As more people develop diabetes each year, you may worry about the risks for you and your family. But, here’s the good news: You can do something about those risks.
Taking some simple steps now can help you avoid type 2 diabetes. In fact, making healthy lifestyle changes now can head off nearly three-quarters of all cases.
As a parent, spouse or caregiver, you can keep yourself and your family healthy by understanding your diabetes risk and making better choices for everyone.
Here are four ways to reduce your family’s risk of type 2 diabetes:
1. Know your family’s unique risks
The American Diabetes Association offers an online risk test to help you estimate your risk for type 2 diabetes.
It’s higher for those who:
- Are overweight
- Have a family history of diabetes
- Are age 45 or older
- Have high blood pressure
- Have high cholesterol
- Have had gestational diabetes
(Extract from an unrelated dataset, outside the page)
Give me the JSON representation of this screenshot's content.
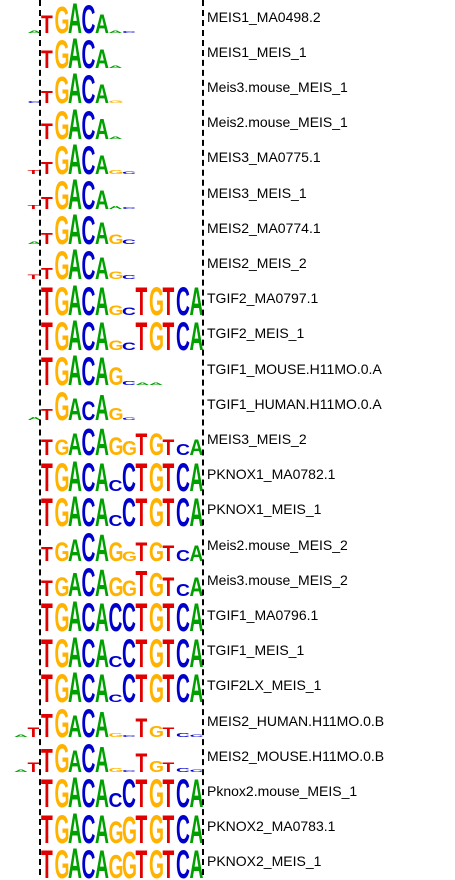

- Have had heart disease
2. Get moving
You don’t need to run miles a day to reduce your diabetes risk. Simply moving around — and including your family in the activity — will help you lose weight and lower your risk.
The goal is to work in some kind of physical activity for at least 150 minutes each week.
3. Fix your diet
Here are some simple tips for improving your nutrition:
- Reduce your intake of foods that are high in calories, sugar and fat.
- Replace sugary drinks and fruit juice with water.
- Eat a variety of fruits and vegetables every day.
- Eat plenty of whole grains.
- Keep your pantry stocked; having healthy food at home helps you avoid eating out too much.
- Include your family in planning and preparing meals. If you can, sit down to enjoy them together.
4. Lose a little weight
If you or your family have some weight to lose, you’re not alone. The National Heart, Lung and Blood Institute recommends cutting the calories you consume by 500 to 1,000 a day to lose one to two pounds a week.
Work to lose between 5 percent and 7 percent of your current body weight.
Just doing that much can lower your blood glucose levels. It will also improve risk factors like high blood pressure and high cholesterol.